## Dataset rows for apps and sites
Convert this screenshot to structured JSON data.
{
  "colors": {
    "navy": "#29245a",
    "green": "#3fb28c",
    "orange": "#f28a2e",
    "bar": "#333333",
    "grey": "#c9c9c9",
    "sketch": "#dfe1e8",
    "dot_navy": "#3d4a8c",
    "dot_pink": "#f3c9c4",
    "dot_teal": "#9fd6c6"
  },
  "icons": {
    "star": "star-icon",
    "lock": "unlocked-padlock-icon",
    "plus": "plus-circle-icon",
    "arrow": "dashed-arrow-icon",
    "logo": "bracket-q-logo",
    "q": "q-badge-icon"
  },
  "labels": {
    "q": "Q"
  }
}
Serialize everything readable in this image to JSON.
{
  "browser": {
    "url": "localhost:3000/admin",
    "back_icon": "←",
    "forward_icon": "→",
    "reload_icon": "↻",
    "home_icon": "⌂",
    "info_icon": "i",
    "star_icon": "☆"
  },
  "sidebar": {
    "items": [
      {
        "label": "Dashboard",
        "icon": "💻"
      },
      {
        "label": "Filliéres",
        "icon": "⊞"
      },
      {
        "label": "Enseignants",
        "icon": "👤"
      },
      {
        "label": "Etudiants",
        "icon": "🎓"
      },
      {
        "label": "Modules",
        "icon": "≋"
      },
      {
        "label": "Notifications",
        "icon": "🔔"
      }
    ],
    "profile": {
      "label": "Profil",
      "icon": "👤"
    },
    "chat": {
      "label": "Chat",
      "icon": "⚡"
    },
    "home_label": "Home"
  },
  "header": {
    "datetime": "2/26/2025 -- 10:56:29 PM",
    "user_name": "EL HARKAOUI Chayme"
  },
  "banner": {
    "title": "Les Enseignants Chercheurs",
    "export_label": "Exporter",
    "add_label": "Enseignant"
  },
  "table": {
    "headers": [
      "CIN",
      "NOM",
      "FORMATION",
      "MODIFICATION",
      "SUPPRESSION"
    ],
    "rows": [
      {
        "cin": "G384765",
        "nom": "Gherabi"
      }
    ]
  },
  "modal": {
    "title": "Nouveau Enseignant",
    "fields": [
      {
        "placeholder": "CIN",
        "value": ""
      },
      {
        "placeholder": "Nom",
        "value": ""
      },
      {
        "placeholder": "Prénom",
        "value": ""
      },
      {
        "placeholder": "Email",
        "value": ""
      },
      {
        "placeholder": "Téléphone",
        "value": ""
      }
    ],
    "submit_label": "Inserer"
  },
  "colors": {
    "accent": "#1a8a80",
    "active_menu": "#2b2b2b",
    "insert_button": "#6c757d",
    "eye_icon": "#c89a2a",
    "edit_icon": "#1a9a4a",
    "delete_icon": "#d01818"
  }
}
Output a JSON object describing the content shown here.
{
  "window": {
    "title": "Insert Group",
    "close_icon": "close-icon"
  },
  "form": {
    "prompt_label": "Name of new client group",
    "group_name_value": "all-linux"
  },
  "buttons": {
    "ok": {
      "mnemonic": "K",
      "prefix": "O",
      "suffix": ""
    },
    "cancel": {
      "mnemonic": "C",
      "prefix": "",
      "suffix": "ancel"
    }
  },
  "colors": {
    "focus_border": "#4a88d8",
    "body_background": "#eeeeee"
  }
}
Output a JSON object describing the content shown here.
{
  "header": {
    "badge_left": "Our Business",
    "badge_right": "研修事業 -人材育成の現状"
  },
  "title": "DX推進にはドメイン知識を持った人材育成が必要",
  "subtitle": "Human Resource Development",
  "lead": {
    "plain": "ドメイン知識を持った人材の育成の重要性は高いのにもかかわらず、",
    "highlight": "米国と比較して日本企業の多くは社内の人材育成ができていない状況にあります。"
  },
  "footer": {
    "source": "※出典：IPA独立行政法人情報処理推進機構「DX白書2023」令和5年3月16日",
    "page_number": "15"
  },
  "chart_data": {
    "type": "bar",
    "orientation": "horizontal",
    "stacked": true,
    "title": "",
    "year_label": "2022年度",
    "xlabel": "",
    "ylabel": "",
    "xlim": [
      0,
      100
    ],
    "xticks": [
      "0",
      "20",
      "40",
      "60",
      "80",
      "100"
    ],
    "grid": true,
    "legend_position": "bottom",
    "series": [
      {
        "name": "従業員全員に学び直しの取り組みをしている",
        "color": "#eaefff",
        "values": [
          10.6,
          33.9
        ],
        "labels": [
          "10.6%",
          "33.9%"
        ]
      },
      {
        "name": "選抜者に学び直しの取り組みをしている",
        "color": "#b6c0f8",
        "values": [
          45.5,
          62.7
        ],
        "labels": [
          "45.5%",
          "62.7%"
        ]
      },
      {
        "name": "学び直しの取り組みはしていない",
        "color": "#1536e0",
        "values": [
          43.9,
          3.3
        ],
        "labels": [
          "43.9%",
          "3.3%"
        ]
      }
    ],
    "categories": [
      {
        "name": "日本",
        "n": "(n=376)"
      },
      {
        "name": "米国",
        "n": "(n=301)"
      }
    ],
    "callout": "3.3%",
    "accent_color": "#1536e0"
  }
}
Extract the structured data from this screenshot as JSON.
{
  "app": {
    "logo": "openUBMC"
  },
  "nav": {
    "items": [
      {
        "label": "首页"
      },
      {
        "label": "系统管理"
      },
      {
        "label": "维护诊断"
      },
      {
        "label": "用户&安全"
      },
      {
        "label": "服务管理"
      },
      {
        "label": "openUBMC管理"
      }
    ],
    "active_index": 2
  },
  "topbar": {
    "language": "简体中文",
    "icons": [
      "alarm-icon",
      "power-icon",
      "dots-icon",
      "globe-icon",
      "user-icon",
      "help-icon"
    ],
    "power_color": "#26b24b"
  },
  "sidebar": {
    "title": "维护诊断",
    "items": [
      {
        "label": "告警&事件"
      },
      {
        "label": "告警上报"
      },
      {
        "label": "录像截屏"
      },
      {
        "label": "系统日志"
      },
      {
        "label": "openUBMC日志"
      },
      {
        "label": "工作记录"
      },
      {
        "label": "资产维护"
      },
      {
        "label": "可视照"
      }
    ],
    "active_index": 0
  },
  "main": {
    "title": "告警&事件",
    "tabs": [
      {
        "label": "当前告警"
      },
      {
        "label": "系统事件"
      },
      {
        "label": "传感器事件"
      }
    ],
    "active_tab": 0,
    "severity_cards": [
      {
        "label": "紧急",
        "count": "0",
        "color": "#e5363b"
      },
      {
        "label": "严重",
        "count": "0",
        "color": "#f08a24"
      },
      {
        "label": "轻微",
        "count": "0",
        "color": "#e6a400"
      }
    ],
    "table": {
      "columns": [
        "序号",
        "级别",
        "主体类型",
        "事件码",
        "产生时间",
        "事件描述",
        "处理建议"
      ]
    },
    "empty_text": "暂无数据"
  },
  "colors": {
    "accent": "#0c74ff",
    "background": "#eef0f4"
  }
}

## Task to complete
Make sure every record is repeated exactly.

## Solution to this problem
Convert this screenshot to structured JSON data.
{
  "colors": {
    "navy": "#29245a",
    "green": "#3fb28c",
    "orange": "#f28a2e",
    "bar": "#333333",
    "grey": "#c9c9c9",
    "sketch": "#dfe1e8",
    "dot_navy": "#3d4a8c",
    "dot_pink": "#f3c9c4",
    "dot_teal": "#9fd6c6"
  },
  "icons": {
    "star": "star-icon",
    "lock": "unlocked-padlock-icon",
    "plus": "plus-circle-icon",
    "arrow": "dashed-arrow-icon",
    "logo": "bracket-q-logo",
    "q": "q-badge-icon"
  },
  "labels": {
    "q": "Q"
  }
}
Serialize everything readable in this image to JSON.
{
  "browser": {
    "url": "localhost:3000/admin",
    "back_icon": "←",
    "forward_icon": "→",
    "reload_icon": "↻",
    "home_icon": "⌂",
    "info_icon": "i",
    "star_icon": "☆"
  },
  "sidebar": {
    "items": [
      {
        "label": "Dashboard",
        "icon": "💻"
      },
      {
        "label": "Filliéres",
        "icon": "⊞"
      },
      {
        "label": "Enseignants",
        "icon": "👤"
      },
      {
        "label": "Etudiants",
        "icon": "🎓"
      },
      {
        "label": "Modules",
        "icon": "≋"
      },
      {
        "label": "Notifications",
        "icon": "🔔"
      }
    ],
    "profile": {
      "label": "Profil",
      "icon": "👤"
    },
    "chat": {
      "label": "Chat",
      "icon": "⚡"
    },
    "home_label": "Home"
  },
  "header": {
    "datetime": "2/26/2025 -- 10:56:29 PM",
    "user_name": "EL HARKAOUI Chayme"
  },
  "banner": {
    "title": "Les Enseignants Chercheurs",
    "export_label": "Exporter",
    "add_label": "Enseignant"
  },
  "table": {
    "headers": [
      "CIN",
      "NOM",
      "FORMATION",
      "MODIFICATION",
      "SUPPRESSION"
    ],
    "rows": [
      {
        "cin": "G384765",
        "nom": "Gherabi"
      }
    ]
  },
  "modal": {
    "title": "Nouveau Enseignant",
    "fields": [
      {
        "placeholder": "CIN",
        "value": ""
      },
      {
        "placeholder": "Nom",
        "value": ""
      },
      {
        "placeholder": "Prénom",
        "value": ""
      },
      {
        "placeholder": "Email",
        "value": ""
      },
      {
        "placeholder": "Téléphone",
        "value": ""
      }
    ],
    "submit_label": "Inserer"
  },
  "colors": {
    "accent": "#1a8a80",
    "active_menu": "#2b2b2b",
    "insert_button": "#6c757d",
    "eye_icon": "#c89a2a",
    "edit_icon": "#1a9a4a",
    "delete_icon": "#d01818"
  }
}
Output a JSON object describing the content shown here.
{
  "window": {
    "title": "Insert Group",
    "close_icon": "close-icon"
  },
  "form": {
    "prompt_label": "Name of new client group",
    "group_name_value": "all-linux"
  },
  "buttons": {
    "ok": {
      "mnemonic": "K",
      "prefix": "O",
      "suffix": ""
    },
    "cancel": {
      "mnemonic": "C",
      "prefix": "",
      "suffix": "ancel"
    }
  },
  "colors": {
    "focus_border": "#4a88d8",
    "body_background": "#eeeeee"
  }
}
Output a JSON object describing the content shown here.
{
  "header": {
    "badge_left": "Our Business",
    "badge_right": "研修事業 -人材育成の現状"
  },
  "title": "DX推進にはドメイン知識を持った人材育成が必要",
  "subtitle": "Human Resource Development",
  "lead": {
    "plain": "ドメイン知識を持った人材の育成の重要性は高いのにもかかわらず、",
    "highlight": "米国と比較して日本企業の多くは社内の人材育成ができていない状況にあります。"
  },
  "footer": {
    "source": "※出典：IPA独立行政法人情報処理推進機構「DX白書2023」令和5年3月16日",
    "page_number": "15"
  },
  "chart_data": {
    "type": "bar",
    "orientation": "horizontal",
    "stacked": true,
    "title": "",
    "year_label": "2022年度",
    "xlabel": "",
    "ylabel": "",
    "xlim": [
      0,
      100
    ],
    "xticks": [
      "0",
      "20",
      "40",
      "60",
      "80",
      "100"
    ],
    "grid": true,
    "legend_position": "bottom",
    "series": [
      {
        "name": "従業員全員に学び直しの取り組みをしている",
        "color": "#eaefff",
        "values": [
          10.6,
          33.9
        ],
        "labels": [
          "10.6%",
          "33.9%"
        ]
      },
      {
        "name": "選抜者に学び直しの取り組みをしている",
        "color": "#b6c0f8",
        "values": [
          45.5,
          62.7
        ],
        "labels": [
          "45.5%",
          "62.7%"
        ]
      },
      {
        "name": "学び直しの取り組みはしていない",
        "color": "#1536e0",
        "values": [
          43.9,
          3.3
        ],
        "labels": [
          "43.9%",
          "3.3%"
        ]
      }
    ],
    "categories": [
      {
        "name": "日本",
        "n": "(n=376)"
      },
      {
        "name": "米国",
        "n": "(n=301)"
      }
    ],
    "callout": "3.3%",
    "accent_color": "#1536e0"
  }
}
Extract the structured data from this screenshot as JSON.
{
  "app": {
    "logo": "openUBMC"
  },
  "nav": {
    "items": [
      {
        "label": "首页"
      },
      {
        "label": "系统管理"
      },
      {
        "label": "维护诊断"
      },
      {
        "label": "用户&安全"
      },
      {
        "label": "服务管理"
      },
      {
        "label": "openUBMC管理"
      }
    ],
    "active_index": 2
  },
  "topbar": {
    "language": "简体中文",
    "icons": [
      "alarm-icon",
      "power-icon",
      "dots-icon",
      "globe-icon",
      "user-icon",
      "help-icon"
    ],
    "power_color": "#26b24b"
  },
  "sidebar": {
    "title": "维护诊断",
    "items": [
      {
        "label": "告警&事件"
      },
      {
        "label": "告警上报"
      },
      {
        "label": "录像截屏"
      },
      {
        "label": "系统日志"
      },
      {
        "label": "openUBMC日志"
      },
      {
        "label": "工作记录"
      },
      {
        "label": "资产维护"
      },
      {
        "label": "可视照"
      }
    ],
    "active_index": 0
  },
  "main": {
    "title": "告警&事件",
    "tabs": [
      {
        "label": "当前告警"
      },
      {
        "label": "系统事件"
      },
      {
        "label": "传感器事件"
      }
    ],
    "active_tab": 0,
    "severity_cards": [
      {
        "label": "紧急",
        "count": "0",
        "color": "#e5363b"
      },
      {
        "label": "严重",
        "count": "0",
        "color": "#f08a24"
      },
      {
        "label": "轻微",
        "count": "0",
        "color": "#e6a400"
      }
    ],
    "table": {
      "columns": [
        "序号",
        "级别",
        "主体类型",
        "事件码",
        "产生时间",
        "事件描述",
        "处理建议"
      ]
    },
    "empty_text": "暂无数据"
  },
  "colors": {
    "accent": "#0c74ff",
    "background": "#eef0f4"
  }
}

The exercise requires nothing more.